07 June 2012

  • Harlequins prop full of respect for seasonsed front-row adversaries
  • I’ll just go out there and try to enjoy it – Marler


Joe Marler is determined to impress after earning an England starting berth and has recognised his time around Stuart Lancaster’s squad throughout this year’s RBS 6 Nations as a key factor in his rapid rise to a full cap.

Speaking shortly after being named at loosehead for Saturday evening’s first Test against South Africa in Durban, 21 year-old Marler also admitted that he has developed a great deal over the course of an Aviva Premiership-winning season at club level with Harlequins.

“I think I learned a lot over that seven-week period I spent travelling with the squad [between February and March],” he explained. “I was given the opportunity to be around it all without having the added pressure of playing.

“Though I was obviously gutted not to be involved in the matches, the experience meant that I could kick on with Quins before knuckling down again ahead of this tour. I’ve done that now and I’m here, starting a Test.”

Despite handing debuts to locks Juandre Kruger and Eben Etzebeth, as well as young openside Marcell Coetzee, Springboks head coach Heyneke Meyer has deployed a very familiar front row in the hope of gaining ascendancy at the scrum. 

Joe Marler being put through his paces in training

Photo: Getty Images

Tendai Mtawarira and the du Plessis brothers – Bismark and Jannie – are all teammates at Natal-based Super 15 franchise the Sharks and hold a combined total of 104 Test appearances between them.

Despite outlining his respect for such established opponents, Marler is not fazed by what promises to be a veritable baptism of fire at the weekend.

“Those guys have obviously got a massive international experience and start week-in, week-out together at club level,” he added. They are a seriously tight unit. ‘The Beast’ [Mtawarira] is well known and from his nickname you can tell he is a good scrummager. They’ll bring a really tough challenge up front.
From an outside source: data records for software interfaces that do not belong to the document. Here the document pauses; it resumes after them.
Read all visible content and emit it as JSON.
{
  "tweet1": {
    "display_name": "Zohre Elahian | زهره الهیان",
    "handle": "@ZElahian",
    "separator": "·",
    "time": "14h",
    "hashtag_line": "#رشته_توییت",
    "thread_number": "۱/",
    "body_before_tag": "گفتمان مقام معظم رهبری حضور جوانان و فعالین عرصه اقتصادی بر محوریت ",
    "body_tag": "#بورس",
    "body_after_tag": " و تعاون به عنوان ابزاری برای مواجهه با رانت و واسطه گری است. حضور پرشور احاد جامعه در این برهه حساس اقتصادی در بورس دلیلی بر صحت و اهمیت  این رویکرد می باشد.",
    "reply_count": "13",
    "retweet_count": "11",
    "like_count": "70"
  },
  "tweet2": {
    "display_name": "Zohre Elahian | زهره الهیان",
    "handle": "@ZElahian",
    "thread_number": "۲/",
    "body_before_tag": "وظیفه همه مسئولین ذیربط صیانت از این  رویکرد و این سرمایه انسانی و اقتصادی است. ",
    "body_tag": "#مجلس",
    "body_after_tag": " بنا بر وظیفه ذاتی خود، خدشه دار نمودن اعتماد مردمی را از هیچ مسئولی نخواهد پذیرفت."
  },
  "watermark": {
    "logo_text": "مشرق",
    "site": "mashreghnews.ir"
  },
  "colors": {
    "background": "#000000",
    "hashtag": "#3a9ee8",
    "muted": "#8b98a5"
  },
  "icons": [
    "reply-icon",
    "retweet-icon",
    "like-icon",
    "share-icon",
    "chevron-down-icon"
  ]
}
“I will have the odd look beforehand at what my particular opponent does but won’t concentrate on that too much – you can get tunnel-vision with that and forget about playing the rest of your game. Mostly, I’ll just go out there and try and enjoy it.”